__Entries shown__
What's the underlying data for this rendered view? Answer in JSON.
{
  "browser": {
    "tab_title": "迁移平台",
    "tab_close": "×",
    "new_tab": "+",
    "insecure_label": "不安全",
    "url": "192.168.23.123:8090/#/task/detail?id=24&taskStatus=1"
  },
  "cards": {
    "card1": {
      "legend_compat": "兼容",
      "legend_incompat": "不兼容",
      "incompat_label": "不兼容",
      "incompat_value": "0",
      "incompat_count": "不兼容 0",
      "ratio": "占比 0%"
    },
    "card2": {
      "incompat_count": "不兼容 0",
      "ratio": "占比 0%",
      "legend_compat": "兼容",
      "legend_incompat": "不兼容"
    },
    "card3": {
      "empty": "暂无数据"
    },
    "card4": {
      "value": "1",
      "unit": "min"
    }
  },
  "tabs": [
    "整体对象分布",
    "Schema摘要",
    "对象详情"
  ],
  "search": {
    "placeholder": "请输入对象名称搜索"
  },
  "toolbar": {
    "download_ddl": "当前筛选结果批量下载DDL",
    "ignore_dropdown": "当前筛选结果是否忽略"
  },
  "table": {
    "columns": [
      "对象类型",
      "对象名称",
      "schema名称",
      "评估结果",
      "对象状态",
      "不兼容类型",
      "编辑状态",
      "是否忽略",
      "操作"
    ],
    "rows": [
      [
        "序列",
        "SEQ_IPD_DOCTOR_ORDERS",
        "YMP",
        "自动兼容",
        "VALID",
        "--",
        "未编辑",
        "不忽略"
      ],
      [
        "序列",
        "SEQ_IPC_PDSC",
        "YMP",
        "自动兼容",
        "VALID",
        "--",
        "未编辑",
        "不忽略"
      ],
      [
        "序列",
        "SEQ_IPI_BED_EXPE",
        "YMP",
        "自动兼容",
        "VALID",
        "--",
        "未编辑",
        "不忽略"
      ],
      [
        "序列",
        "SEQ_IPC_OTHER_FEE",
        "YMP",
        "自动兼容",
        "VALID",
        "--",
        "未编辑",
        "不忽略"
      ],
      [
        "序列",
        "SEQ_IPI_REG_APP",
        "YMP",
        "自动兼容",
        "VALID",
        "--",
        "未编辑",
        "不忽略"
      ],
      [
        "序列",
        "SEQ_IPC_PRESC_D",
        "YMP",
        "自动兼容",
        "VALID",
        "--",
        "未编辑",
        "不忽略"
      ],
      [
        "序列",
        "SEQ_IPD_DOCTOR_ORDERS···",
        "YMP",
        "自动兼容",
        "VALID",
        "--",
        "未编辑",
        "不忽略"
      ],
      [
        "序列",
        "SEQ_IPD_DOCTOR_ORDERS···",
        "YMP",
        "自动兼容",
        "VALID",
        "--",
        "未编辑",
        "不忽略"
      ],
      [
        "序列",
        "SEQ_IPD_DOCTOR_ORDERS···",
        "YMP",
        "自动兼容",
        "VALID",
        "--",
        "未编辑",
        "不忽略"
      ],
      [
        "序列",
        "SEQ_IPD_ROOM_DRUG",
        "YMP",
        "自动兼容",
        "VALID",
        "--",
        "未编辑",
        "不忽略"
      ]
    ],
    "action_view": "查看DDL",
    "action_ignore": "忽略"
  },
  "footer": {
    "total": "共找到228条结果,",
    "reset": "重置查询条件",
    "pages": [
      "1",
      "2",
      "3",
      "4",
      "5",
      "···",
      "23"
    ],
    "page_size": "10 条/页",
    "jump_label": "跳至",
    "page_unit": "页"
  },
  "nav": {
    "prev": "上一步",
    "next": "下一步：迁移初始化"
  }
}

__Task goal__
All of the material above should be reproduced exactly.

__Answer section__
What's the underlying data for this rendered view? Answer in JSON.
{
  "browser": {
    "tab_title": "迁移平台",
    "tab_close": "×",
    "new_tab": "+",
    "insecure_label": "不安全",
    "url": "192.168.23.123:8090/#/task/detail?id=24&taskStatus=1"
  },
  "cards": {
    "card1": {
      "legend_compat": "兼容",
      "legend_incompat": "不兼容",
      "incompat_label": "不兼容",
      "incompat_value": "0",
      "incompat_count": "不兼容 0",
      "ratio": "占比 0%"
    },
    "card2": {
      "incompat_count": "不兼容 0",
      "ratio": "占比 0%",
      "legend_compat": "兼容",
      "legend_incompat": "不兼容"
    },
    "card3": {
      "empty": "暂无数据"
    },
    "card4": {
      "value": "1",
      "unit": "min"
    }
  },
  "tabs": [
    "整体对象分布",
    "Schema摘要",
    "对象详情"
  ],
  "search": {
    "placeholder": "请输入对象名称搜索"
  },
  "toolbar": {
    "download_ddl": "当前筛选结果批量下载DDL",
    "ignore_dropdown": "当前筛选结果是否忽略"
  },
  "table": {
    "columns": [
      "对象类型",
      "对象名称",
      "schema名称",
      "评估结果",
      "对象状态",
      "不兼容类型",
      "编辑状态",
      "是否忽略",
      "操作"
    ],
    "rows": [
      [
        "序列",
        "SEQ_IPD_DOCTOR_ORDERS",
        "YMP",
        "自动兼容",
        "VALID",
        "--",
        "未编辑",
        "不忽略"
      ],
      [
        "序列",
        "SEQ_IPC_PDSC",
        "YMP",
        "自动兼容",
        "VALID",
        "--",
        "未编辑",
        "不忽略"
      ],
      [
        "序列",
        "SEQ_IPI_BED_EXPE",
        "YMP",
        "自动兼容",
        "VALID",
        "--",
        "未编辑",
        "不忽略"
      ],
      [
        "序列",
        "SEQ_IPC_OTHER_FEE",
        "YMP",
        "自动兼容",
        "VALID",
        "--",
        "未编辑",
        "不忽略"
      ],
      [
        "序列",
        "SEQ_IPI_REG_APP",
        "YMP",
        "自动兼容",
        "VALID",
        "--",
        "未编辑",
        "不忽略"
      ],
      [
        "序列",
        "SEQ_IPC_PRESC_D",
        "YMP",
        "自动兼容",
        "VALID",
        "--",
        "未编辑",
        "不忽略"
      ],
      [
        "序列",
        "SEQ_IPD_DOCTOR_ORDERS···",
        "YMP",
        "自动兼容",
        "VALID",
        "--",
        "未编辑",
        "不忽略"
      ],
      [
        "序列",
        "SEQ_IPD_DOCTOR_ORDERS···",
        "YMP",
        "自动兼容",
        "VALID",
        "--",
        "未编辑",
        "不忽略"
      ],
      [
        "序列",
        "SEQ_IPD_DOCTOR_ORDERS···",
        "YMP",
        "自动兼容",
        "VALID",
        "--",
        "未编辑",
        "不忽略"
      ],
      [
        "序列",
        "SEQ_IPD_ROOM_DRUG",
        "YMP",
        "自动兼容",
        "VALID",
        "--",
        "未编辑",
        "不忽略"
      ]
    ],
    "action_view": "查看DDL",
    "action_ignore": "忽略"
  },
  "footer": {
    "total": "共找到228条结果,",
    "reset": "重置查询条件",
    "pages": [
      "1",
      "2",
      "3",
      "4",
      "5",
      "···",
      "23"
    ],
    "page_size": "10 条/页",
    "jump_label": "跳至",
    "page_unit": "页"
  },
  "nav": {
    "prev": "上一步",
    "next": "下一步：迁移初始化"
  }
}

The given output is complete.